when there is no “justification” from the spelling, as in:

This has been called intrusive r; some English speakers and teachers still regard this as
incorrect or sub-standard pronunciation, but it is undoubtedly widespread.

“Linking” and “intrusive r” are special cases of juncture; this name refers to
the relationship between one sound and the sounds that immediately precede
and follow it, and has been given some importance in phonological theory. If
we take the two words ‘my turn’ maɪ tɜːn, the relationship between m and aɪ,
between t and ɜː and between ɜː and n is said to be one of close
juncture. m is preceded by silence and n is followed by silence, and
so m and n are said to be in a position of external open juncture. The problem
lies in deciding what the relationship is between aɪ and t; since we do not
usually pause between words, there is no silence (or external open juncture) to
indicate word division and to justify the space left in the transcription. But if
English speakers hear maɪ tɜːn they can usually recognise this as ‘my turn’
and not ‘might earn’. This is where the problem of internal open juncture
(usually just called “juncture” for short) becomes apparent. What is it that
makes perceptible the difference between maɪ tɜːn and maɪt ɜːn? The
answer is that in the one case the t is aspirated (initial in ‘turn’), and in the
other case it is not (being final in ‘might’). In addition to this, the aɪ diphthong
is shorter in ‘might’, but we will ignore this for the sake of a simpler argument.
If a difference in meaning is caused by the difference between aspirated and
unaspirated t, how can we avoid the conclusion that English has a phonemic
contrast between aspirated and unaspirated t? The answer is, of course, that
the position of a word boundary has some effect on the realisation of the t
phoneme; this is one of the many cases in which the occurrence of different
allophones can only be properly explained by making reference to units of
grammar (something which was for a long time disapproved of by many
phonologists).

Many ingenious minimal pairs have been invented to show the significance of
juncture, a few of which are given below:

a) ‘might rain’ maɪt reɪn (r voiced when initial in ‘rain’ aɪ short)

b) ‘my train’ maɪ treɪn (r voiceless following t in ‘train’)

a) ‘all that I’m after today’ ɔːl ðət aɪm ɑːftə tədeɪ (t unaspirated when final in ‘that’)

b) ‘all the time after today’ ɔːl ðə taɪm ɑːftə tədeɪ (t aspirated when initial in ‘time’)

a) ‘he lies’ hiː laɪz (“clear l” initial in ‘lies’)

b) ‘heal eyes’ hiːl aɪz (“dark l” final in ‘heal’)

a) ‘keep sticking’ kiːp stɪkɪŋ (t unaspirated after s; iː short)

b) ‘keeps ticking’ kiːps tɪkɪŋ (t aspirated in ‘ticking’)

Of course, the context in which the words occur almost always makes it clear
where the boundary comes, and the juncture information is then redundant.

It should by now be clear that there is a great deal of difference between the
way words are pronounced in isolation and in the context of connected speech.
It would not be practical or useful to teach all learners of English to produce
assimilations; practice in making elisions is more useful, and it is clearly
valuable to do exercises related to rhythm and linking.
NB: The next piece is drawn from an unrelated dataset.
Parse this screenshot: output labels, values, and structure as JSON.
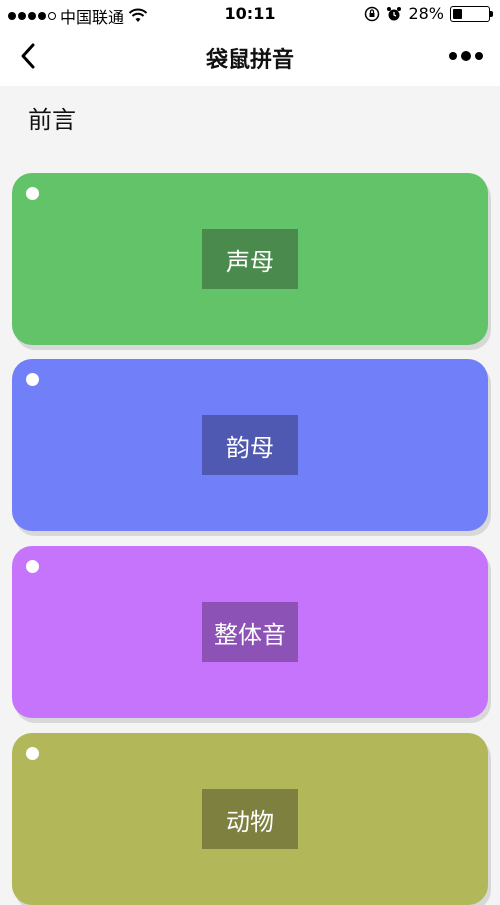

Perhaps the most
important consequence of what has been described in this chapter is that
learners of English must be made very clearly aware of the problems that they
will meet in listening to colloquial, connected speech.

Roach, Peter: English Phonetics and Phonology- A practical course (Second


edition). CUP